My last update on the British election was a story of the Liberal Democrat party’s increasing dominance in the world of British politics. However, in the last week they have lost that dominance, as the election held last Thursday left them with a much smaller number of Members of Parliament (MPs) than expected. The party received 57 seats, as opposed to the 62 they got in the 2005 election, according to the BBC. The election resulted in a hung parliament for the first time since 1974, when there was a Labour/Liberal Democrat party coalition.

A “hung parliament,” as explained in the last installment of this column, means that two or more parties share power, and all have to agree on how to run the country. Currently it seems most probable that it will be a Conservative/Liberal Democrat coalition. The alternative is a Labour/Liberal Democrat coalition, which would mean a smaller majority and would quite possibly require the cooperation of other smaller parties to ensure a majority in parliament.

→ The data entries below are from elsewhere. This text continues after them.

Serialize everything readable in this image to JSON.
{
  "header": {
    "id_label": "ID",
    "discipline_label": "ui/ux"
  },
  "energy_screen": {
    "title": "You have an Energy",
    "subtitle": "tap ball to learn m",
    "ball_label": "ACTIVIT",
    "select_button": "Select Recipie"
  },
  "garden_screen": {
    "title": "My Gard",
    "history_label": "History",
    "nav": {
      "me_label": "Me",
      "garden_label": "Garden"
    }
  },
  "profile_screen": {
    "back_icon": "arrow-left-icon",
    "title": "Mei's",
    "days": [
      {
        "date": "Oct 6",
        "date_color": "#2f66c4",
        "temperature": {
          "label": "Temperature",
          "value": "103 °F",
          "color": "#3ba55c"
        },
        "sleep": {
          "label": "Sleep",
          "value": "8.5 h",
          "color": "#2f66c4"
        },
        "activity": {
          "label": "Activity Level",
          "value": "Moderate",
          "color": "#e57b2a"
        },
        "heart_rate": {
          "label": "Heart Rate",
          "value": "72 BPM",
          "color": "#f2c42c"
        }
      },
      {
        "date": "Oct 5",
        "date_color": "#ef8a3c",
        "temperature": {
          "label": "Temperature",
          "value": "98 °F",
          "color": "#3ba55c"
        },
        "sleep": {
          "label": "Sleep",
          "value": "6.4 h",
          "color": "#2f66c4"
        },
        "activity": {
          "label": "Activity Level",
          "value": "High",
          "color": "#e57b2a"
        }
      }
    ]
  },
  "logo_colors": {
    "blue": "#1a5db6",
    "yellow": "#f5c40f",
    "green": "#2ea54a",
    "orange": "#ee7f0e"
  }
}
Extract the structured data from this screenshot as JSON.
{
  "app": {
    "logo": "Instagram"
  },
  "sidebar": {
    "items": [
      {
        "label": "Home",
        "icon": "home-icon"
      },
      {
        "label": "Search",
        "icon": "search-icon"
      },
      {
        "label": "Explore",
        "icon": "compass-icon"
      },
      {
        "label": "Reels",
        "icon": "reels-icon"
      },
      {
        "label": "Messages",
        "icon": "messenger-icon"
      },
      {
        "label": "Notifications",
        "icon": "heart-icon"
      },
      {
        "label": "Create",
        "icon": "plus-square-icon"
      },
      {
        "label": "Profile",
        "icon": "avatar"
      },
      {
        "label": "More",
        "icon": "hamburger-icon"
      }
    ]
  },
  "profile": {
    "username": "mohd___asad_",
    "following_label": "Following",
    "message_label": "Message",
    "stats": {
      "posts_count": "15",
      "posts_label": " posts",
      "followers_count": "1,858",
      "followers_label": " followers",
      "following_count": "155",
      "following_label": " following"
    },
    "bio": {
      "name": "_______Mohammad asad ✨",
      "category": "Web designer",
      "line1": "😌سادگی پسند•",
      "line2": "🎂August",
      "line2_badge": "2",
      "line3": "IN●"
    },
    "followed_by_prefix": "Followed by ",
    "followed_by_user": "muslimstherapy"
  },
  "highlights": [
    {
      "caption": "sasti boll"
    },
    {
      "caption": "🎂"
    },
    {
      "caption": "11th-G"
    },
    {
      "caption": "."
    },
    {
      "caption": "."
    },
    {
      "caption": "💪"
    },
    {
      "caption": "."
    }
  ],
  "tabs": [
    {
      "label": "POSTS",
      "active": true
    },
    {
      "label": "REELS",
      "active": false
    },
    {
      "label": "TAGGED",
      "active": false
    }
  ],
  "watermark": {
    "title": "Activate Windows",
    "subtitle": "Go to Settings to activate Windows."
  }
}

Last Friday, the Conservatives and the Liberal Democrats started negotiations to determine whether they were compatible enough in policy and vision to form a coalition. Both David Cameron (Conservative leader) and Nick Clegg (Liberal Democrat leader) have stated what they are prepared to do in this coalition and what each party wants. There are several issues over which the two parties disagree in a major way, including immigration, the European Union, and spending cuts. Cameron and Clegg are currently deciding whether they will form a coalition government.

When such a coalition is formed, it is not normally expected to last long, and another election within the same year is the norm. However, according to the BBC, the current situation may be different because the main party funds are depleted due to election costs. In fact, the BBC also stated that any party forcing another election in the next year or so will likely be unpopular and be seen as upsetting the balance of the coalition.

A coalition is generally seen to be a very cooperative experience, as it provides an environment in which parties must get along with one another for the good of the country. It is in their interest to cooperate if they want to be elected as dual or sole representatives into the next government.

In reference to talks with the Liberal Democrats on coalition matters, Cameron said: “Inevitably, these negotiations will involve compromise. But that’s what working together in the national interest means.” Most British politicians would agree that progress can only be achieved through cooperation.

In this economic climate, all parties need to work together to take the country out of recession. Liberal Democrat Treasury spokesman Vince Cable believes a joint party commission should be put together to solve the economic crisis. According to the BBC, both Cable and Conservative Chancellor George Osborne agree that the currently planned job tax by the Labour party is wrong.

The potential coalition would mean that the Liberal Democrats would be the minority party with 57 seats, opposed to the Conservatives’ 306. This would include the possibility of Cable being appointed as Chief Secretary of the Treasury.

The other side to this election has been the greatly increased involvement from the British population as a whole, as compared with previous elections, which was ignited by the TV debates. The councils of Britain simply could not handle the increased turnout to polling stations. It is fair to say this was only a modest turnout of voters and was by no means the majority of the British population, but when 10 p.m. came and the polling stations had to close, there were still many people left to vote. It was an embarrassment to British democracy that many of these people were not able to vote, and the public was outraged.

The embarrassment was further etched into the country’s psyche because British expertise is often brought into elections on an international scale to maintain order and to accommodate large numbers of people wanting to exercise their democratic right to vote.

This election has been a fascinating one with many twists and turns, and although it has not met its conclusion, it has restored imagination to British politics. Whichever coalition may result from the election, the parties involved will be expected to work together to ensure a stable future for Britain.